### [Records supplied]
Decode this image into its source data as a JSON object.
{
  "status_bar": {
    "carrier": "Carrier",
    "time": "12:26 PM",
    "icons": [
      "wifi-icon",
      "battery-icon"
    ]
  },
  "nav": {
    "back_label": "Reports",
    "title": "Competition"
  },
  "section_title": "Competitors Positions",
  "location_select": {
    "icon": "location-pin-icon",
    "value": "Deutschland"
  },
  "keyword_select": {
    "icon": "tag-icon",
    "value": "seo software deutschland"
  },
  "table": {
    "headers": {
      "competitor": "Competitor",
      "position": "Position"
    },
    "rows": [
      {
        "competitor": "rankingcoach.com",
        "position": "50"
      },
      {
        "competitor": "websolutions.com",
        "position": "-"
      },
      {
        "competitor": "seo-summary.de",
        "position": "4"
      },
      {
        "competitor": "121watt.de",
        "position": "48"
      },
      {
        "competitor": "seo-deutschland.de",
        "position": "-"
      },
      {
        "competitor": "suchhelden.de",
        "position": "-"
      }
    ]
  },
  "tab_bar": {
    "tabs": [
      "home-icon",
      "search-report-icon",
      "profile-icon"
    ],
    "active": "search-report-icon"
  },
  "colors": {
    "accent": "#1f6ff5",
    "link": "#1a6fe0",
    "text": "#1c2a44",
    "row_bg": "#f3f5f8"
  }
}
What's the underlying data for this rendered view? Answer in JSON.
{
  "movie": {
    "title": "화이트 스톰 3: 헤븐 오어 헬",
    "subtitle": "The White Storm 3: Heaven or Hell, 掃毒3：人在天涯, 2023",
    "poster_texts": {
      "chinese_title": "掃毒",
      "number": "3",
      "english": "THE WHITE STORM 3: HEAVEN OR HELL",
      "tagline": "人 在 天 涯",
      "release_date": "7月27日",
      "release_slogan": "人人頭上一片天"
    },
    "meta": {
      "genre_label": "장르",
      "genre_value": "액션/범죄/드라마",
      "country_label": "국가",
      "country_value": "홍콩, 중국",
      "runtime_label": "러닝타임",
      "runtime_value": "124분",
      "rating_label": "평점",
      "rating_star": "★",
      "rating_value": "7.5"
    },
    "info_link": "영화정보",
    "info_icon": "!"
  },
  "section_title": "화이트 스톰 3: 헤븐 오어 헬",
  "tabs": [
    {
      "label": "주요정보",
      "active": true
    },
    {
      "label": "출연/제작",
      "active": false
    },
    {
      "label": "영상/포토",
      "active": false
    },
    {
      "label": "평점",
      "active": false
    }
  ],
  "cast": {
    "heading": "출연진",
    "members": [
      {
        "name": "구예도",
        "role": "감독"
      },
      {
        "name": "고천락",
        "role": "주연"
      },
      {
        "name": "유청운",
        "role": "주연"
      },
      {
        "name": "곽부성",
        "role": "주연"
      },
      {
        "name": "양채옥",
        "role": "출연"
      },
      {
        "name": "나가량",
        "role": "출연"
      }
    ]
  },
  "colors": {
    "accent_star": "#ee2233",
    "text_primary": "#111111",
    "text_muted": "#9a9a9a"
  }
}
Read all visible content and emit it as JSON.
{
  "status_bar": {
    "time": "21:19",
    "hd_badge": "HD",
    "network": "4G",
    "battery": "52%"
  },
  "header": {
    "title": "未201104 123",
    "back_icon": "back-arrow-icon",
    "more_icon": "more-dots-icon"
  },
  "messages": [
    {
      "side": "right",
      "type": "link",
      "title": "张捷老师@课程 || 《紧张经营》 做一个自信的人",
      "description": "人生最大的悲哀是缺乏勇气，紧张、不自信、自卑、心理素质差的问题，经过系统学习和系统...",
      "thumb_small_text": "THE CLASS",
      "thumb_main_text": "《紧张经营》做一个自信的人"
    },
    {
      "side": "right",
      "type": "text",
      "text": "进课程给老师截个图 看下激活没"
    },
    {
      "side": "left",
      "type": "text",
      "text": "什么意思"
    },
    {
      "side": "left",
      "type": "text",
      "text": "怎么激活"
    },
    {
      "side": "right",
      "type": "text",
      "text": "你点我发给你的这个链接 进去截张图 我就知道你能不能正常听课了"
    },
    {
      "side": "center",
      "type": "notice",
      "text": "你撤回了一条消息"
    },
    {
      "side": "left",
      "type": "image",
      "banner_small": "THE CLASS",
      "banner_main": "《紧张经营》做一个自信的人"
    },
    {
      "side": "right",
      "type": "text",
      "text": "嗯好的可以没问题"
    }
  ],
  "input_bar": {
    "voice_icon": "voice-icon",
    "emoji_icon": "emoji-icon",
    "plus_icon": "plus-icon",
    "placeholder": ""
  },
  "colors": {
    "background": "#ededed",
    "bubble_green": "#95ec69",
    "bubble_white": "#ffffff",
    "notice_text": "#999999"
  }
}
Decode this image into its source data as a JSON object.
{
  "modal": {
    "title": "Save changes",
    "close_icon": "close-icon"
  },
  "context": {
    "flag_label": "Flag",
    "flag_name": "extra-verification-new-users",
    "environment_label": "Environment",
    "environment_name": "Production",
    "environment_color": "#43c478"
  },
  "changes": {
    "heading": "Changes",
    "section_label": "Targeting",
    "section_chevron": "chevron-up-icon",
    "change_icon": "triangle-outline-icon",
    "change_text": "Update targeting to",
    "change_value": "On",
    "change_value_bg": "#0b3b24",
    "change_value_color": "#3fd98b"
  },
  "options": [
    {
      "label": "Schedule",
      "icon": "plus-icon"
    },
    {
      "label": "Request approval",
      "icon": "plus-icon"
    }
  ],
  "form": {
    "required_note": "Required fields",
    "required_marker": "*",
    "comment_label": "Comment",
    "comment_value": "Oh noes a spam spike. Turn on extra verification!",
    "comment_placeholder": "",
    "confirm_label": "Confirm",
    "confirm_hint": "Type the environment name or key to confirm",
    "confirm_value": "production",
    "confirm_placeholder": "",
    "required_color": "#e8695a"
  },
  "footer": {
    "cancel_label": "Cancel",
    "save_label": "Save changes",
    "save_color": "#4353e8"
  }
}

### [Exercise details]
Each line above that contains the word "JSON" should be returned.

### [Answer to the exercise]
Decode this image into its source data as a JSON object.
What's the underlying data for this rendered view? Answer in JSON.
Read all visible content and emit it as JSON.
Decode this image into its source data as a JSON object.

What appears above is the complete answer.